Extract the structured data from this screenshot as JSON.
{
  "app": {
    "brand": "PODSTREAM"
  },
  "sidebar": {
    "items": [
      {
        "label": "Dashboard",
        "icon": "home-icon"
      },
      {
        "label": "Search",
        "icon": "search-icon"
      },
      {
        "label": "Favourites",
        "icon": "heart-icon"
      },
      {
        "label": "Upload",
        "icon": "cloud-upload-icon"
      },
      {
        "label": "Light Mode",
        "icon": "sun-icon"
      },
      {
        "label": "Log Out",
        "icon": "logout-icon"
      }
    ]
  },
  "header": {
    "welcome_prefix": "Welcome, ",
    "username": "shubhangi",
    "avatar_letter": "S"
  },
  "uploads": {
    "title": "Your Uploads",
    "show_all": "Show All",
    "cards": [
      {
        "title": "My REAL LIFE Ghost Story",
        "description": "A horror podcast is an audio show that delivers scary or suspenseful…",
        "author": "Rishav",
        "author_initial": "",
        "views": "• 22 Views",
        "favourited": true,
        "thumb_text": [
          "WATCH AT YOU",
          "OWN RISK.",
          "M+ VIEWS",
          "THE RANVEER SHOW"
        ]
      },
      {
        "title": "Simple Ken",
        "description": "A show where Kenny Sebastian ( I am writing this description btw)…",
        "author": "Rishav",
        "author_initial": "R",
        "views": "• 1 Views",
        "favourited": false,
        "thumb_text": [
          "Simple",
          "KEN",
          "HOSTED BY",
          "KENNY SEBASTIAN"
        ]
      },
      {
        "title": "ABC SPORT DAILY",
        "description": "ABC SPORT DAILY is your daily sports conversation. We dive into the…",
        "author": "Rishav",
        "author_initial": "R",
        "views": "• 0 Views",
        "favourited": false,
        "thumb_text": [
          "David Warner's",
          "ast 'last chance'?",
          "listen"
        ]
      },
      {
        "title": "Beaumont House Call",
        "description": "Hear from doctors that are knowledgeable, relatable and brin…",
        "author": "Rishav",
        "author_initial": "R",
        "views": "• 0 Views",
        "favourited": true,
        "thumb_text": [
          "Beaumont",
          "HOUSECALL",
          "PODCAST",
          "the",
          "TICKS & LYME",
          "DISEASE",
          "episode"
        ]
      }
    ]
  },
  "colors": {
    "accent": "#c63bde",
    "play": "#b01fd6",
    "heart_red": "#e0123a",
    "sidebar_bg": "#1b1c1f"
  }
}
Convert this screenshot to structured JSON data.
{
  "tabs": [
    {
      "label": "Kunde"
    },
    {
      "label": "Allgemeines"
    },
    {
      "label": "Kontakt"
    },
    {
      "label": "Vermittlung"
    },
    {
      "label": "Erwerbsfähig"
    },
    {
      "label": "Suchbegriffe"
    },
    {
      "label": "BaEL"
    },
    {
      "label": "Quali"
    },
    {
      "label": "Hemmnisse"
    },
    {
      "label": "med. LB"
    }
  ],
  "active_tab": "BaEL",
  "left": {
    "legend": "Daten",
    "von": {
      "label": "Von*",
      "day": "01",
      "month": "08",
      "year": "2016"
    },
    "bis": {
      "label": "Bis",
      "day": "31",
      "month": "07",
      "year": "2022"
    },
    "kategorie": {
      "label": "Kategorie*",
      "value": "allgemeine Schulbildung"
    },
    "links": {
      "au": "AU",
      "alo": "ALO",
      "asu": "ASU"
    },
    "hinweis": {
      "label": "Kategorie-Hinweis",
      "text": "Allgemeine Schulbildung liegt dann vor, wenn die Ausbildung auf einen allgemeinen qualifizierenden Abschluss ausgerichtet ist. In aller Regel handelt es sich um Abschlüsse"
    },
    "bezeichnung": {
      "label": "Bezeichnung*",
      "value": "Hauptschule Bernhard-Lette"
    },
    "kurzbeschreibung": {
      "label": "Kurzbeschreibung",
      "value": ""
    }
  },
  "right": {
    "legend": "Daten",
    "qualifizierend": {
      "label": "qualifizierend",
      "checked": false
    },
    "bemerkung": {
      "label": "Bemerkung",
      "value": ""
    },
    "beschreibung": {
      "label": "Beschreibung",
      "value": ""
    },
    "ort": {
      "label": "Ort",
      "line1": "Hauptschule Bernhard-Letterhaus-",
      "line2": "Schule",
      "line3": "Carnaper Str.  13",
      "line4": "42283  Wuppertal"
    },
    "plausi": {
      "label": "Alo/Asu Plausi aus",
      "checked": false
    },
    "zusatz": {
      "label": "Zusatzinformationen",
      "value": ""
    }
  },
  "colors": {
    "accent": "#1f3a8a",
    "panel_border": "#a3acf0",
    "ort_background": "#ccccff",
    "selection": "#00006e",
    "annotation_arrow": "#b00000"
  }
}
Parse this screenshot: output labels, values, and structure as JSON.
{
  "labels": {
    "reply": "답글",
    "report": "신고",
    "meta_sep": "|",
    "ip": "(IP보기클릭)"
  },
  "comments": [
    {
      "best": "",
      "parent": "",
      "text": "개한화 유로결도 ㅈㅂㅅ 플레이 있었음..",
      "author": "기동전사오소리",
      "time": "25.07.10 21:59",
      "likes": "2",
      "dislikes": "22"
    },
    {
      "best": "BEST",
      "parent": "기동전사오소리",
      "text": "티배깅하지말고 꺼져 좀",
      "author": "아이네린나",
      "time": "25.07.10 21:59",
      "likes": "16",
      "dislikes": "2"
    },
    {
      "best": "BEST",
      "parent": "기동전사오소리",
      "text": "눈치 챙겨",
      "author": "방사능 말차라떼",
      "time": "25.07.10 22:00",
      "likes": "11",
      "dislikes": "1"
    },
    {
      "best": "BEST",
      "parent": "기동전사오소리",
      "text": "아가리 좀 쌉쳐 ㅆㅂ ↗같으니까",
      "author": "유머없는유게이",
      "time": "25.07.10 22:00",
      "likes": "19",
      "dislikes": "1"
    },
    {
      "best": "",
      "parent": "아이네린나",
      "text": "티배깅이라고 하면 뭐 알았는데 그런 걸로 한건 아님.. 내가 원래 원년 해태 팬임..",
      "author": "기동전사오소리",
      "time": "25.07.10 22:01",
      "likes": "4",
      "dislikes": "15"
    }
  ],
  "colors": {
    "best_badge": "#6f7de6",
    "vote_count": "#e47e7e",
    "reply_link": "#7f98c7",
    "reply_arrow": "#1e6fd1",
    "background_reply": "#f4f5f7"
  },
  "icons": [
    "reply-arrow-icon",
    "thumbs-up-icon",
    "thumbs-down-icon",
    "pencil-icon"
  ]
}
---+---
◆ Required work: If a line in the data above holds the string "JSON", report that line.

◆ Solution for this exercise:
Extract the structured data from this screenshot as JSON.
Convert this screenshot to structured JSON data.
Parse this screenshot: output labels, values, and structure as JSON.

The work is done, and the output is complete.